The war on cash and its effect on the Blockchain

14 March, 2017

As the world goes about its business, there is a war taking place around the globe. It's not the typical warfare one might expect, with tanks rolling and guns blazing. Instead, it's a quiet war that has managed to slip under the radar of most news outlets. It's a "war on cash".

In many ways, blockchain technology, the technology behind the bitcoin craze, has had a number of positive effects. This is particularly true in countries where stringent financial controls have held citizens practically prisoner for many years. Blockchain technology and bitcoin in general have opened up a world of opportunity.

Yet, at the same time, there are some rising concerns that appear to be attributed to blockchain technology. Among them is the "war on cash" that appears to be taking place around the world. Digitization is sweeping the planet, paving the path for governments to take total monetary control.

Obviously the governments already have monetary control, however it is not total. There's a lot of cash moving around to which governments have little or no control. It is that cash that they now want to abolish.

The war on large bills

Case in point: India recently launched a war on large bills (and cash in general). Last year, the country began an unprecedented social experiment based on enforced digital disruption. The move began in early November, when Prime Minister Narendra Modi demonetized 500- and 1,000-rupee banknotes.1

It was not the first time a government had taken such action. Singapore also recently withdrew a large currency, South Korea has announced plans to get rid of all coins over the course of the next few years, and the European Central Bank terminated the €500 banknote.

The difference in India is the potential for chaos the move elicited. With that one move, India essentially took out more than 85 percent of cash from the economy's circulation. India's economy is nearly 90 percent reliant on cash, making this an astounding and reckless move.

According to Prime Minister Modi, it was necessary to fight corruption and expose income that is illegally obtained or not declared for tax purposes. While that is certainly understandable in a country that has the third-largest economy in Asia, outlawing the vast majority of the currency in a country that is still relatively unfamiliar with digital currency still seems baffling.

Statistics published by Tufts University indicate that less than 10 percent of Indians have ever even used any type of payment other than cash2 and millions don't even have a bank account. To say that the move has been disruptive would be an understatement. Not only have banks been forced to work overtime simply to handle it, many Indians, so unaccustomed to non-cash transactions, have been unable to pay for the necessities.

The EU has also launched its own bar on large euro notes, stating, "Only terrorists and criminals use the €500 note." Widely circulated, the large denomination can be easily converted. After the note is phased out at the end of 2018, the €200 will be the next highest denomination,3 and that might get the chop soon.
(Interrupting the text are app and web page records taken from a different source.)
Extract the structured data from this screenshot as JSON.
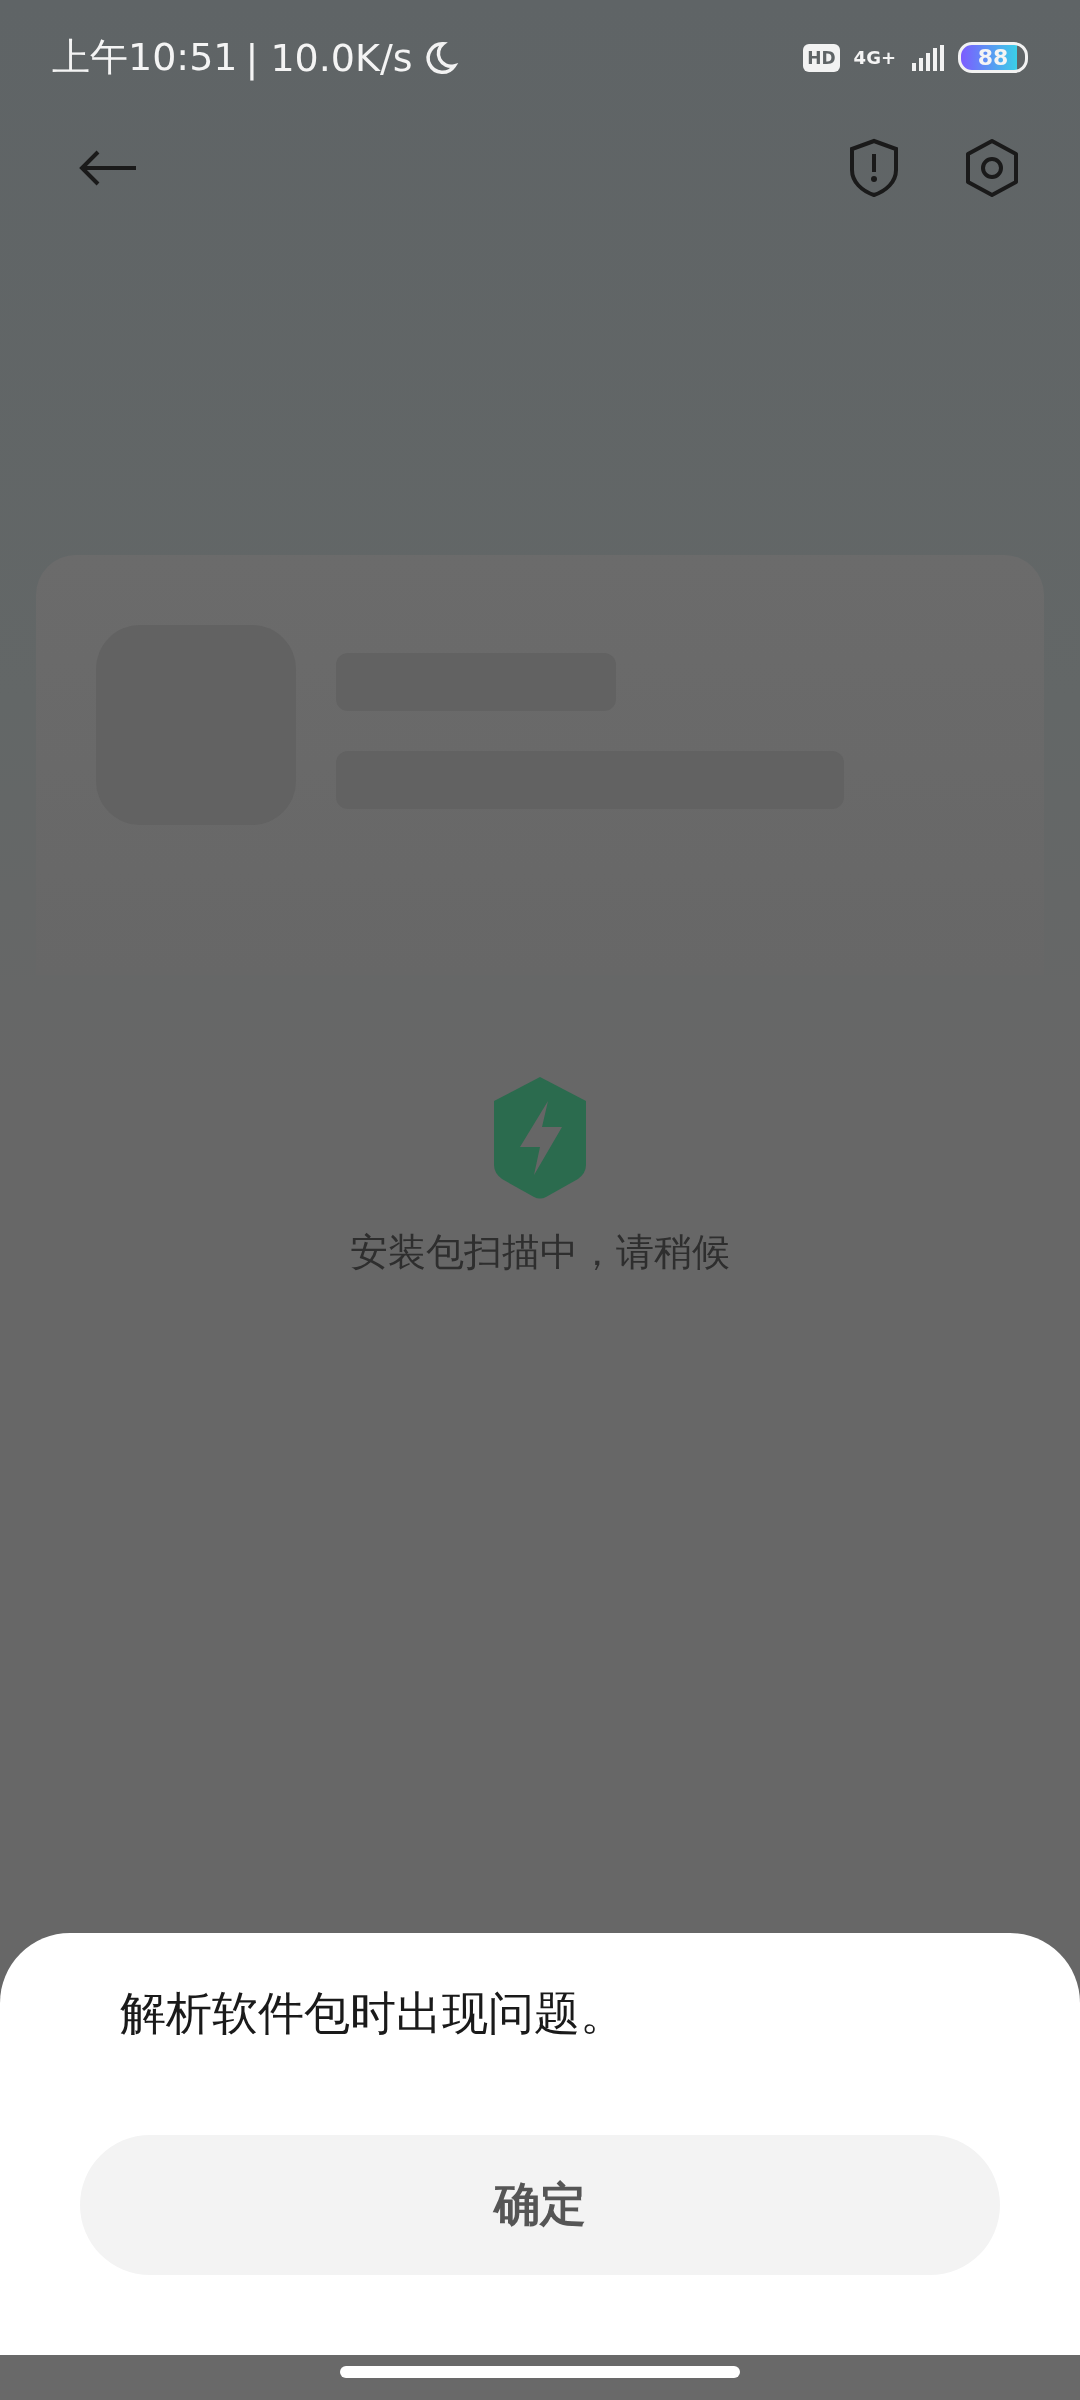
{
  "status_bar": {
    "time": "上午10:51",
    "speed": "| 10.0K/s",
    "hd": "HD",
    "network": "4G+",
    "battery": "88"
  },
  "scan": {
    "message": "安装包扫描中，请稍候"
  },
  "dialog": {
    "message": "解析软件包时出现问题。",
    "buttons": [
      "确定"
    ]
  }
}
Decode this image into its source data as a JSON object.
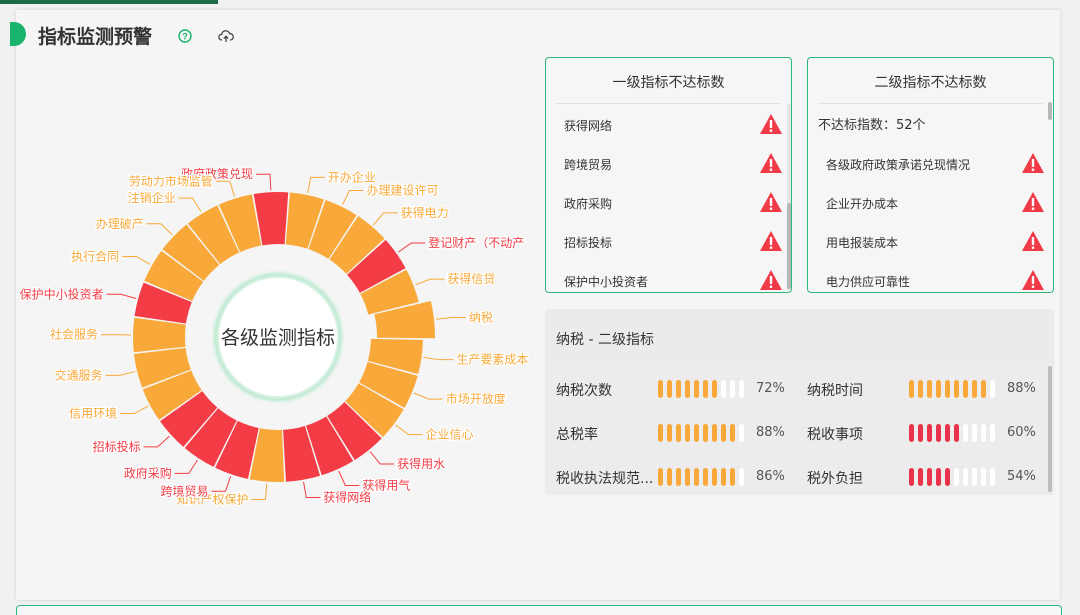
{
  "header": {
    "title": "指标监测预警",
    "help_icon": "help-circle-icon",
    "upload_icon": "cloud-upload-icon"
  },
  "donut": {
    "center_label": "各级监测指标",
    "colors": {
      "ok": "#f8a93a",
      "bad": "#f33c45"
    },
    "segments": [
      {
        "label": "政府政策兑现",
        "status": "bad"
      },
      {
        "label": "开办企业",
        "status": "ok"
      },
      {
        "label": "办理建设许可",
        "status": "ok"
      },
      {
        "label": "获得电力",
        "status": "ok"
      },
      {
        "label": "登记财产（不动产",
        "status": "bad"
      },
      {
        "label": "获得信贷",
        "status": "ok"
      },
      {
        "label": "纳税",
        "status": "ok",
        "highlight": true
      },
      {
        "label": "生产要素成本",
        "status": "ok"
      },
      {
        "label": "市场开放度",
        "status": "ok"
      },
      {
        "label": "企业信心",
        "status": "ok"
      },
      {
        "label": "获得用水",
        "status": "bad"
      },
      {
        "label": "获得用气",
        "status": "bad"
      },
      {
        "label": "获得网络",
        "status": "bad"
      },
      {
        "label": "知识产权保护",
        "status": "ok"
      },
      {
        "label": "跨境贸易",
        "status": "bad"
      },
      {
        "label": "政府采购",
        "status": "bad"
      },
      {
        "label": "招标投标",
        "status": "bad"
      },
      {
        "label": "信用环境",
        "status": "ok"
      },
      {
        "label": "交通服务",
        "status": "ok"
      },
      {
        "label": "社会服务",
        "status": "ok"
      },
      {
        "label": "保护中小投资者",
        "status": "bad"
      },
      {
        "label": "执行合同",
        "status": "ok"
      },
      {
        "label": "办理破产",
        "status": "ok"
      },
      {
        "label": "注销企业",
        "status": "ok"
      },
      {
        "label": "劳动力市场监管",
        "status": "ok"
      }
    ]
  },
  "level1": {
    "title": "一级指标不达标数",
    "items": [
      "获得网络",
      "跨境贸易",
      "政府采购",
      "招标投标",
      "保护中小投资者"
    ]
  },
  "level2": {
    "title": "二级指标不达标数",
    "count_text": "不达标指数：52个",
    "items": [
      "各级政府政策承诺兑现情况",
      "企业开办成本",
      "用电报装成本",
      "电力供应可靠性"
    ]
  },
  "tax": {
    "title": "纳税 - 二级指标",
    "colors": {
      "orange": "#f8a93a",
      "red": "#e8334a",
      "empty": "#ffffff"
    },
    "metrics": [
      {
        "label": "纳税次数",
        "value": 72,
        "pct": "72%",
        "color": "orange"
      },
      {
        "label": "纳税时间",
        "value": 88,
        "pct": "88%",
        "color": "orange"
      },
      {
        "label": "总税率",
        "value": 88,
        "pct": "88%",
        "color": "orange"
      },
      {
        "label": "税收事项",
        "value": 60,
        "pct": "60%",
        "color": "red"
      },
      {
        "label": "税收执法规范...",
        "value": 86,
        "pct": "86%",
        "color": "orange"
      },
      {
        "label": "税外负担",
        "value": 54,
        "pct": "54%",
        "color": "red"
      }
    ]
  }
}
Concern regarding the use of the large note by criminals is not without merit. Law enforcement in the United States has observed for many years that drug cartels have come to rely on the euro as the currency of choice. Despite such debate, it was not until the Paris terrorist attacks that the pressure to get rid of the note grew. According to a member of the central bank's executive board, the issue is one that simply cannot be ignored any longer. Even so, when it comes to criminal activity, where there is a will, there is usually a way. Eliminating large notes may not prove to be as effective as many would like to believe and many believe there's something more sinister going on.

Total digital currency

That has not stopped the advocacy for a total digital currency, however. Even more recently, Nobel Prize-winning economist Joseph Stiglitz suggested to the elites at the Davos Economic Forum in Davos, Switzerland, that phasing out currency and making the move toward a digital economy could have benefits over the long term. He went on to say that countries like the U.S. not only could but should transition to a digital currency. While there are issues to be considered, including cybersecurity and privacy, such a move would have big advantages, including the ability to trace corruption.

However tracing corruption isn't what the governments are really after. It's just an excuse, like the war of drugs, the many false flag terrorist attacks, the WMD's, the fake Arab Spring uprisings in Libya and Syria, and so on.

With digital cash your government will be able to monitor, trace, and track all of your purchases, your spending habits, what you do and where you go, at all times, 24/7. People will lose total control over their own economic fates and hand it to the Davos globalist elites and banksters who will soon be demanding bail-ins.

A bail-in is rescuing a financial institution using taxpayers money by making its creditors and depositors take a loss on their holdings. So anyone with money in the bank loses control over their deposits as we have already witnessed in Cyprus and Greece. Of course the rich banksters and their friends get their money out the night before the morning of the government orchestrated heist.

Without a doubt, digital currency offers benefits, but there is serious concern that a cashless society will essentially equal total control over the population. Whether a total digital currency will ever occur remains to be seen, but it would certainly seem that many countries around the world are heading in that direction.

This Orwellian nightmare will soon be reality and it will be fully supported by the Millennial anti-free speech socialist snowflakes.


1) Harvard Business Review. India's Botched War on Cash

2) Bloomberg. Where India's Cash War Went Wrong

3) NY Times. Europe to Remove 500-Euro Bill, the 'Bin Laden' Bank Note Criminals Love